Chapter Three: How to Select a Headstone

Chapter Three of the Rules of Widowhood would be “How to Select a Headstone.”  On the day I went seeking headstones, I threw Michael in the van and took off for Manassas to a place where they sold them. On the way, I called Steve at the office and said, “Okay, Stephen, how does one pick a headstone and what do you write on it.”  “Cha-ching!” he responded laughing his head off.  “Be serious, Steve!” I yelled.  “Why are you doing this now?” he asked.  “Because I have to get it done,” I told him. He said, “Why?” “Because you crazy Roszel people will badmouth me if I don’t get a headstone for his grave. I remember walking around that dumb cemetery.  I remember those people badmouthing the families of those that didn’t have a headstone.” I explained.  I think you should write, “Cha-ching!  Rick would have loved that,” he said.  “You have been no help.  I’m here so wish me luck.”  I said as I hung up.

Michael and I got out of the van.  He brought his Gameboy and we started walking around.  Elvis’s face, deer heads, Redskin emblems, praying hands, angels were all popular themes.  I couldn’t think of anything that would represent Rick for eternity.

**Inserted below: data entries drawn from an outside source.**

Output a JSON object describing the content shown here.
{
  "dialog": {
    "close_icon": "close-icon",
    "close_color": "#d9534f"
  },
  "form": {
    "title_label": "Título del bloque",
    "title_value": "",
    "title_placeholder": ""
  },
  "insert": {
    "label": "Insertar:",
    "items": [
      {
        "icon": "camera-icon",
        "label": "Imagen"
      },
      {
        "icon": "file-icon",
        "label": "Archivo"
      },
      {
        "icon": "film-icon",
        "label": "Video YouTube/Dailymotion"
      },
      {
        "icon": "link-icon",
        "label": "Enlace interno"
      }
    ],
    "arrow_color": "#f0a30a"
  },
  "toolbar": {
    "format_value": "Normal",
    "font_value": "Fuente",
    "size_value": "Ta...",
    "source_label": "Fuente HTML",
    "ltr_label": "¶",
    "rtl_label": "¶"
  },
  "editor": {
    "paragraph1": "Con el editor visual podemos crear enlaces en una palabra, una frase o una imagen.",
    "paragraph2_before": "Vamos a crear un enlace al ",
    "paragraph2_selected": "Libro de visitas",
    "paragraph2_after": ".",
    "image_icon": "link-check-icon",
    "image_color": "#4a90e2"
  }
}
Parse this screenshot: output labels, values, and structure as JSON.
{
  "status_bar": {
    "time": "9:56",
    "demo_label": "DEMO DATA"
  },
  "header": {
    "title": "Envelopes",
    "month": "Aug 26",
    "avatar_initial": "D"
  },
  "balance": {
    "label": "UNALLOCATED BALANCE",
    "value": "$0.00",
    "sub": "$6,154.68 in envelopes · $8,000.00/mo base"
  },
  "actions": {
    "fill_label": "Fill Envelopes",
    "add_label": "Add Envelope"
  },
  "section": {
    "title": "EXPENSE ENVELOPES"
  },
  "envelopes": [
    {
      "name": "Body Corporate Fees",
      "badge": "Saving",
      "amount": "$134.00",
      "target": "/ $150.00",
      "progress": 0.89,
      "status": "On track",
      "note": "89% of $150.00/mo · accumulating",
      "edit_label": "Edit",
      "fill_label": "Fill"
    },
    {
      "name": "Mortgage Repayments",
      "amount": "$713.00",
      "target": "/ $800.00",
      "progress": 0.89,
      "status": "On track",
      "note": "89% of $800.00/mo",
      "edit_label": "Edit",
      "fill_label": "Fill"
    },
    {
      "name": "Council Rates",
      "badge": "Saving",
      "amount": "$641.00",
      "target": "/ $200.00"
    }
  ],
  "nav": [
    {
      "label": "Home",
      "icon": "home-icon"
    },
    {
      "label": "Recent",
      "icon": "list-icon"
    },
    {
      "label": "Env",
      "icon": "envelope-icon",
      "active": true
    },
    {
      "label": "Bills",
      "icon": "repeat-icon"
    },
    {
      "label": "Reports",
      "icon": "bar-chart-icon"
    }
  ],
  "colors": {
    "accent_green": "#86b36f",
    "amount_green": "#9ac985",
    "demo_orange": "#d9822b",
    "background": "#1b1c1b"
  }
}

I went into the office.  A pleasant gentleman with a kind looking face asked if he could help me.  I told him I was looking for a headstone for my husband who had died recently.  He explained that in general headstones were not set until at least six months after burial because the ground needed time for settling.  Who knew?  He then told me that I could order one and it would take ten weeks or more to be finished which would allow enough time.

He offered me several brochures and gave me the low down on pricing for stone and for cutting designs, lettering etc.  He encouraged me to walk around to get an idea of what I might want.  Mike and I went back outside and had another look.  There were wide, tall, light, dark, shiny and dull stones.  They had flower pots, photos of the deceased, crosses, medallions and eagles attached.  All I could think was yuck!  I didn’t like any of them.  I put Michael back in his car seat and started on my way home with my brochures on the seat.  It was time to think on it all.

I called Steve back and told him how depressing it was.  He encouraged me to wait.  I am not good at waiting.  If there’s a rotten job to do, I would rather get through it than have it hanging over my head.

That week I received in the mail a brochure for more headstones from a place in Emmitsburg, MD and on the back was a headstone with Celtic scrolling around the edge.  When I saw it I knew that was what I wanted.  “Forever In Our Hearts” would be written along with his name.  I called up the gentleman from the place in Manassas and told him what I wanted.  He told me to send him to the picture and he would design it and send me a proposal with a contract.  It was a done deal.


  1. Wow! The names are different, but the story seems to an email from a long-time friend with the same headstone news. Is this a small world or what (a big cemetery, lol.)

  2. What a difficult job! How do you sum the love of a loved one on cold hard stone? You did good, Janie girl!